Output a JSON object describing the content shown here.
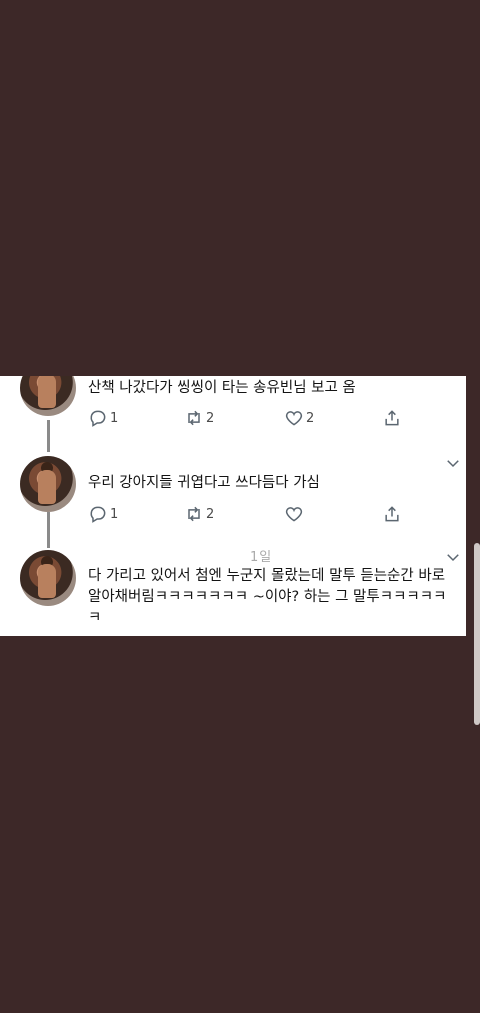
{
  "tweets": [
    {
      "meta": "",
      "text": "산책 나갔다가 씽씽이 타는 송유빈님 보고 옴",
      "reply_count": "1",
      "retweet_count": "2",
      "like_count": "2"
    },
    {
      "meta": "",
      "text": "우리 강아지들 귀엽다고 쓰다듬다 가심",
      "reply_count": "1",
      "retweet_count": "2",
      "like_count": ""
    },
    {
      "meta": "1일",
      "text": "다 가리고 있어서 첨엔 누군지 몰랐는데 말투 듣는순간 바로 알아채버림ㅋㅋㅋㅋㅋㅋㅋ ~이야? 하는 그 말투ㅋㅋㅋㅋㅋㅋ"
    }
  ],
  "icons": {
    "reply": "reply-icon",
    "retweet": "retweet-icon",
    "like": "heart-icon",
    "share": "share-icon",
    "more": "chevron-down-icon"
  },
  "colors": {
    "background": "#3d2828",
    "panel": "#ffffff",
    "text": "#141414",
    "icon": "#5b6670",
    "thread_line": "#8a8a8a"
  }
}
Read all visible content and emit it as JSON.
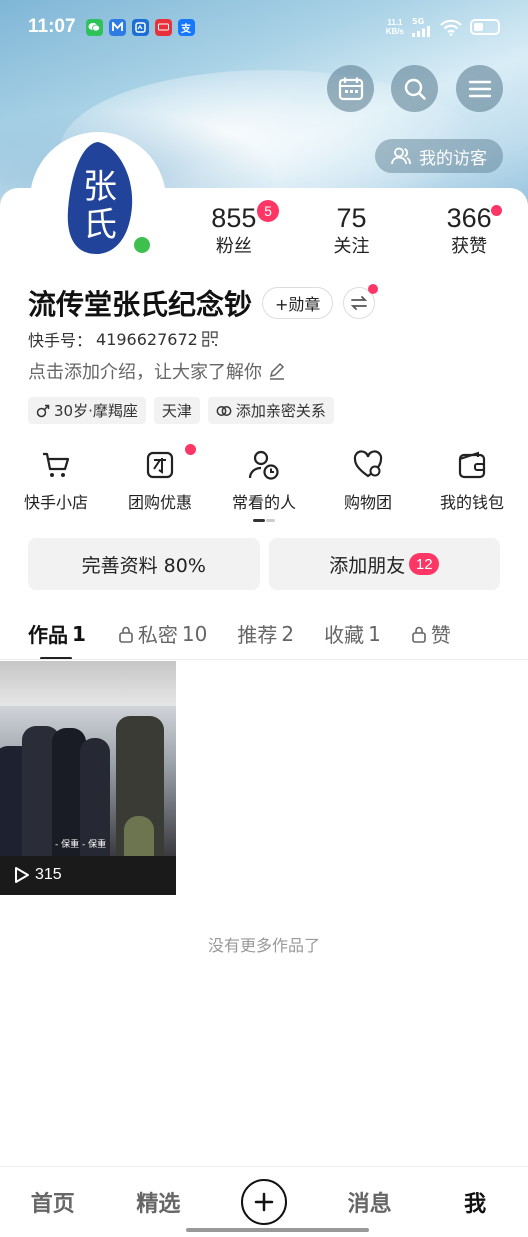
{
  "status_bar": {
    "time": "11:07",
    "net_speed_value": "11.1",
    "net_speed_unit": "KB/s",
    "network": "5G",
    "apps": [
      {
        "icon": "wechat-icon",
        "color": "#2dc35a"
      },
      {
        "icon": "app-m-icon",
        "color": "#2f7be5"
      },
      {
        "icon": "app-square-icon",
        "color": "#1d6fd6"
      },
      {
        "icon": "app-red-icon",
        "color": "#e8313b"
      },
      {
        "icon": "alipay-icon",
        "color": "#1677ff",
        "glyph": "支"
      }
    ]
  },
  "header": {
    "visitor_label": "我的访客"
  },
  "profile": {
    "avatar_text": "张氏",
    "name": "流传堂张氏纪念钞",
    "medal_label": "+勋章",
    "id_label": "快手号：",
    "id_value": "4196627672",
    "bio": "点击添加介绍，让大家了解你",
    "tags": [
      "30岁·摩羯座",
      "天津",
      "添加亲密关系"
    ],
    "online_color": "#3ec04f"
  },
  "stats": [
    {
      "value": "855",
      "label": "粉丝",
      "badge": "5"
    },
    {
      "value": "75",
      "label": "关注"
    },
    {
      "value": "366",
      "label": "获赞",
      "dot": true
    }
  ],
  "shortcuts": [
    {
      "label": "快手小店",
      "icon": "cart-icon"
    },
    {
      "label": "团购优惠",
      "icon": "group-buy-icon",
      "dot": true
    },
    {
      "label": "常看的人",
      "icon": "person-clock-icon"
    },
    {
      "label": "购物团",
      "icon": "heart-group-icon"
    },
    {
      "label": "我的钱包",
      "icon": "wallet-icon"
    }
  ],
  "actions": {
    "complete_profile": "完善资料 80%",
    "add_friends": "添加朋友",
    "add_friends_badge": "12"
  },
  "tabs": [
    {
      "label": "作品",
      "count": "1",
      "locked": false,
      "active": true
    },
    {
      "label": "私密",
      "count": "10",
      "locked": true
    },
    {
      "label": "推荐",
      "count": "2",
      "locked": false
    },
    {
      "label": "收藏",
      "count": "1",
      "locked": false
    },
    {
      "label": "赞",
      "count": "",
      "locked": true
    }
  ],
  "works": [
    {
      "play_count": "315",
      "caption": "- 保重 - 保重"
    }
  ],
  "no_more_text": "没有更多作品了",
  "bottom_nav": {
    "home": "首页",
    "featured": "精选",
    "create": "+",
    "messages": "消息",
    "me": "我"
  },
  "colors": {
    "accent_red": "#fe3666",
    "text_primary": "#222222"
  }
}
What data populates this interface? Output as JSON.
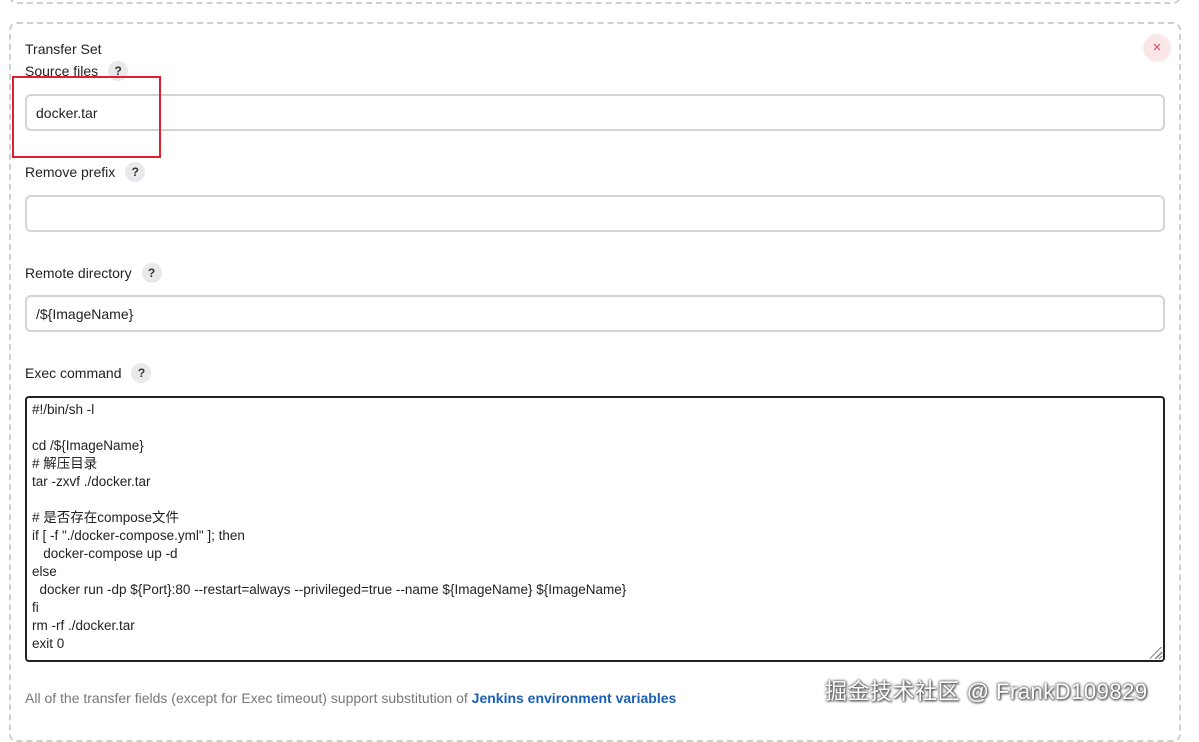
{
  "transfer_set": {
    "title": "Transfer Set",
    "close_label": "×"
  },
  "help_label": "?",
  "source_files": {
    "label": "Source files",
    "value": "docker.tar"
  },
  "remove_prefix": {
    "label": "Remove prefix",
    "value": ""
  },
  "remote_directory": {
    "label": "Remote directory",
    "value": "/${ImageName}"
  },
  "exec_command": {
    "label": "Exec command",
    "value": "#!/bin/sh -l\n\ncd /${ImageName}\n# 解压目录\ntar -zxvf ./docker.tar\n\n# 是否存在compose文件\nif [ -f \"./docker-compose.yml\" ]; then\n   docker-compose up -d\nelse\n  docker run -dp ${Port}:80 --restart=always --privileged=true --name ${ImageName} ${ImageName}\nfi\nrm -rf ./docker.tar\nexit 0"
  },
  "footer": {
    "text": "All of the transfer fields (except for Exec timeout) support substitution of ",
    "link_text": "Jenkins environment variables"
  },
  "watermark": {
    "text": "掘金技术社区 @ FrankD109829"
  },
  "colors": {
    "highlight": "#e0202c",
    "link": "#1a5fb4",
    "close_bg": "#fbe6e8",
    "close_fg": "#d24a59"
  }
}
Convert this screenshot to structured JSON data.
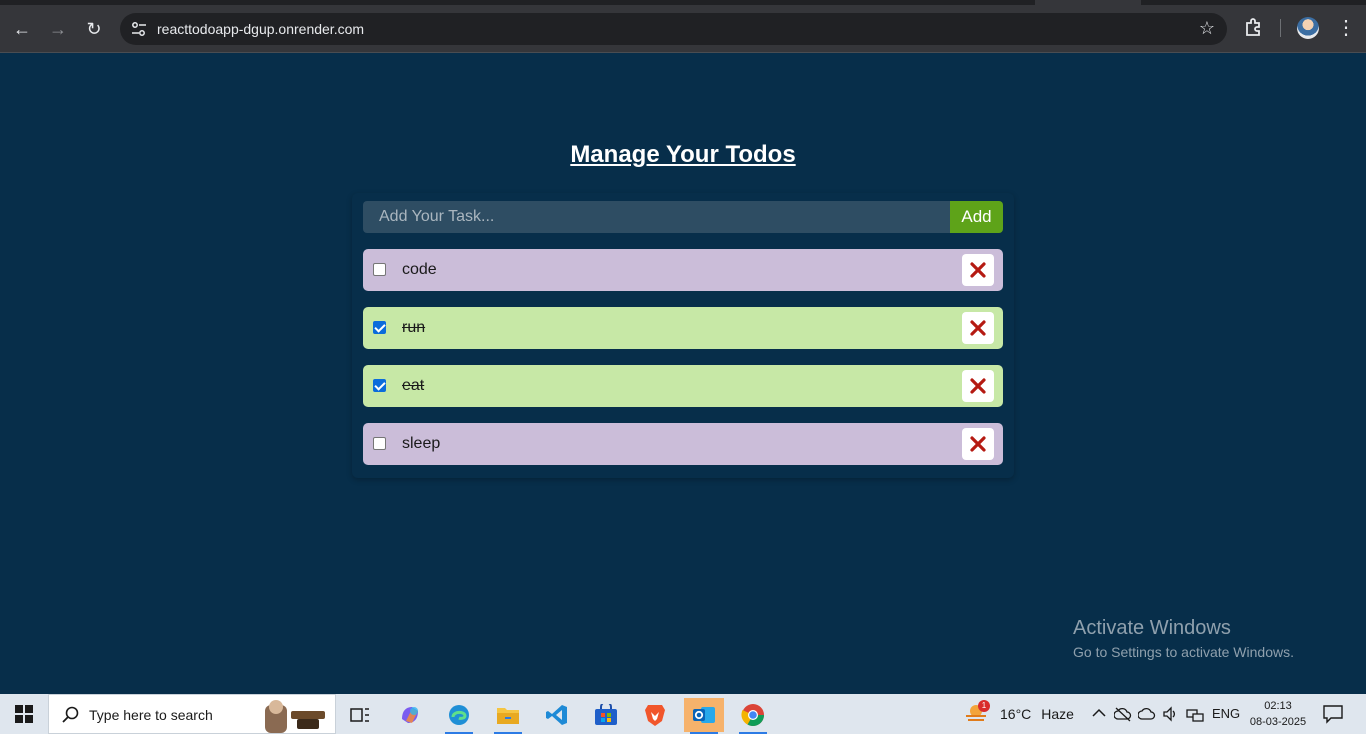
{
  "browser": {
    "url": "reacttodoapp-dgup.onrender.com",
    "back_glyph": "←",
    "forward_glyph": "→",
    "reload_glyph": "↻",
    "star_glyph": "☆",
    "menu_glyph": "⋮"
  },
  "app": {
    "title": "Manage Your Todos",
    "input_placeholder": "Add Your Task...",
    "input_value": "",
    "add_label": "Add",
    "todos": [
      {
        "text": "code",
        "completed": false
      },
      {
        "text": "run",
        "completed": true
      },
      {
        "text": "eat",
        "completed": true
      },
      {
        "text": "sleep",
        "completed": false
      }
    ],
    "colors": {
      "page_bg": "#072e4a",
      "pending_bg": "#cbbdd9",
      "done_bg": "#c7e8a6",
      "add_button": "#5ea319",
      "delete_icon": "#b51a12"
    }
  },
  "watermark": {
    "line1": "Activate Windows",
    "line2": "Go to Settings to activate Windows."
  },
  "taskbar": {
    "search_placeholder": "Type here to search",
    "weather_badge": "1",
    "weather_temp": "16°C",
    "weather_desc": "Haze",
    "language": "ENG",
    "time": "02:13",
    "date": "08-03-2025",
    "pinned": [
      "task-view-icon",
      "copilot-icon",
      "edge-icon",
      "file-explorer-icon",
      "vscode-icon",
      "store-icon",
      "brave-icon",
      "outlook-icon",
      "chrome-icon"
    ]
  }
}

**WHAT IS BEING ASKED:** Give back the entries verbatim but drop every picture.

**ANSWER:**
Output a JSON object describing the content shown here.
{
  "tweets": [
    {
      "meta": "",
      "text": "산책 나갔다가 씽씽이 타는 송유빈님 보고 옴",
      "reply_count": "1",
      "retweet_count": "2",
      "like_count": "2"
    },
    {
      "meta": "",
      "text": "우리 강아지들 귀엽다고 쓰다듬다 가심",
      "reply_count": "1",
      "retweet_count": "2",
      "like_count": ""
    },
    {
      "meta": "1일",
      "text": "다 가리고 있어서 첨엔 누군지 몰랐는데 말투 듣는순간 바로 알아채버림ㅋㅋㅋㅋㅋㅋㅋ ~이야? 하는 그 말투ㅋㅋㅋㅋㅋㅋ"
    }
  ],
  "icons": {
    "reply": "reply-icon",
    "retweet": "retweet-icon",
    "like": "heart-icon",
    "share": "share-icon",
    "more": "chevron-down-icon"
  },
  "colors": {
    "background": "#3d2828",
    "panel": "#ffffff",
    "text": "#141414",
    "icon": "#5b6670",
    "thread_line": "#8a8a8a"
  }
}
Read all visible content and emit it as JSON.
{
  "status_bar": {
    "time": "11:07",
    "net_speed_value": "11.1",
    "net_speed_unit": "KB/s",
    "network": "5G",
    "apps": [
      {
        "icon": "wechat-icon",
        "color": "#2dc35a"
      },
      {
        "icon": "app-m-icon",
        "color": "#2f7be5"
      },
      {
        "icon": "app-square-icon",
        "color": "#1d6fd6"
      },
      {
        "icon": "app-red-icon",
        "color": "#e8313b"
      },
      {
        "icon": "alipay-icon",
        "color": "#1677ff",
        "glyph": "支"
      }
    ]
  },
  "header": {
    "visitor_label": "我的访客"
  },
  "profile": {
    "avatar_text": "张氏",
    "name": "流传堂张氏纪念钞",
    "medal_label": "+勋章",
    "id_label": "快手号：",
    "id_value": "4196627672",
    "bio": "点击添加介绍，让大家了解你",
    "tags": [
      "30岁·摩羯座",
      "天津",
      "添加亲密关系"
    ],
    "online_color": "#3ec04f"
  },
  "stats": [
    {
      "value": "855",
      "label": "粉丝",
      "badge": "5"
    },
    {
      "value": "75",
      "label": "关注"
    },
    {
      "value": "366",
      "label": "获赞",
      "dot": true
    }
  ],
  "shortcuts": [
    {
      "label": "快手小店",
      "icon": "cart-icon"
    },
    {
      "label": "团购优惠",
      "icon": "group-buy-icon",
      "dot": true
    },
    {
      "label": "常看的人",
      "icon": "person-clock-icon"
    },
    {
      "label": "购物团",
      "icon": "heart-group-icon"
    },
    {
      "label": "我的钱包",
      "icon": "wallet-icon"
    }
  ],
  "actions": {
    "complete_profile": "完善资料 80%",
    "add_friends": "添加朋友",
    "add_friends_badge": "12"
  },
  "tabs": [
    {
      "label": "作品",
      "count": "1",
      "locked": false,
      "active": true
    },
    {
      "label": "私密",
      "count": "10",
      "locked": true
    },
    {
      "label": "推荐",
      "count": "2",
      "locked": false
    },
    {
      "label": "收藏",
      "count": "1",
      "locked": false
    },
    {
      "label": "赞",
      "count": "",
      "locked": true
    }
  ],
  "works": [
    {
      "play_count": "315",
      "caption": "- 保重 - 保重"
    }
  ],
  "no_more_text": "没有更多作品了",
  "bottom_nav": {
    "home": "首页",
    "featured": "精选",
    "create": "+",
    "messages": "消息",
    "me": "我"
  },
  "colors": {
    "accent_red": "#fe3666",
    "text_primary": "#222222"
  }
}
What data populates this interface? Output as JSON.
{
  "transfer_set": {
    "title": "Transfer Set",
    "close_label": "×"
  },
  "help_label": "?",
  "source_files": {
    "label": "Source files",
    "value": "docker.tar"
  },
  "remove_prefix": {
    "label": "Remove prefix",
    "value": ""
  },
  "remote_directory": {
    "label": "Remote directory",
    "value": "/${ImageName}"
  },
  "exec_command": {
    "label": "Exec command",
    "value": "#!/bin/sh -l\n\ncd /${ImageName}\n# 解压目录\ntar -zxvf ./docker.tar\n\n# 是否存在compose文件\nif [ -f \"./docker-compose.yml\" ]; then\n   docker-compose up -d\nelse\n  docker run -dp ${Port}:80 --restart=always --privileged=true --name ${ImageName} ${ImageName}\nfi\nrm -rf ./docker.tar\nexit 0"
  },
  "footer": {
    "text": "All of the transfer fields (except for Exec timeout) support substitution of ",
    "link_text": "Jenkins environment variables"
  },
  "watermark": {
    "text": "掘金技术社区 @ FrankD109829"
  },
  "colors": {
    "highlight": "#e0202c",
    "link": "#1a5fb4",
    "close_bg": "#fbe6e8",
    "close_fg": "#d24a59"
  }
}
Convert this screenshot to structured JSON data.
{
  "browser": {
    "url": "reacttodoapp-dgup.onrender.com",
    "back_glyph": "←",
    "forward_glyph": "→",
    "reload_glyph": "↻",
    "star_glyph": "☆",
    "menu_glyph": "⋮"
  },
  "app": {
    "title": "Manage Your Todos",
    "input_placeholder": "Add Your Task...",
    "input_value": "",
    "add_label": "Add",
    "todos": [
      {
        "text": "code",
        "completed": false
      },
      {
        "text": "run",
        "completed": true
      },
      {
        "text": "eat",
        "completed": true
      },
      {
        "text": "sleep",
        "completed": false
      }
    ],
    "colors": {
      "page_bg": "#072e4a",
      "pending_bg": "#cbbdd9",
      "done_bg": "#c7e8a6",
      "add_button": "#5ea319",
      "delete_icon": "#b51a12"
    }
  },
  "watermark": {
    "line1": "Activate Windows",
    "line2": "Go to Settings to activate Windows."
  },
  "taskbar": {
    "search_placeholder": "Type here to search",
    "weather_badge": "1",
    "weather_temp": "16°C",
    "weather_desc": "Haze",
    "language": "ENG",
    "time": "02:13",
    "date": "08-03-2025",
    "pinned": [
      "task-view-icon",
      "copilot-icon",
      "edge-icon",
      "file-explorer-icon",
      "vscode-icon",
      "store-icon",
      "brave-icon",
      "outlook-icon",
      "chrome-icon"
    ]
  }
}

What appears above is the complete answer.